(Dataset rows for apps and sites)
Content starts

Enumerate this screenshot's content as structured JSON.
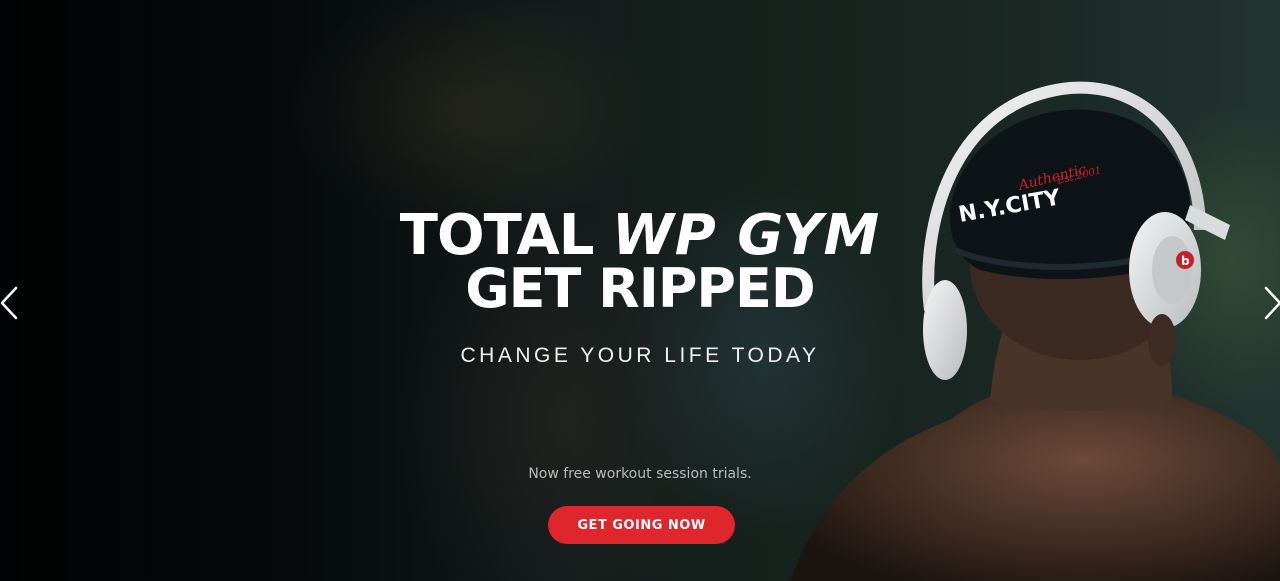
{
  "hero": {
    "title_line1_part1": "TOTAL",
    "title_line1_part2": "WP GYM",
    "title_line2": "GET RIPPED",
    "subheading": "CHANGE YOUR LIFE TODAY",
    "tagline": "Now free workout session trials.",
    "cta_label": "GET GOING NOW"
  },
  "slider": {
    "prev_icon": "chevron-left-icon",
    "next_icon": "chevron-right-icon"
  },
  "image": {
    "cap_text": "N.Y.CITY",
    "cap_script": "Authentic",
    "cap_year": "Est.2001",
    "headphone_logo": "b"
  },
  "colors": {
    "accent": "#e0262d",
    "text": "#ffffff",
    "tagline": "#b9bcbc"
  }
}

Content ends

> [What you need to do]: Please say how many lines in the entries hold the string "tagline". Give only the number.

> [Output]: 2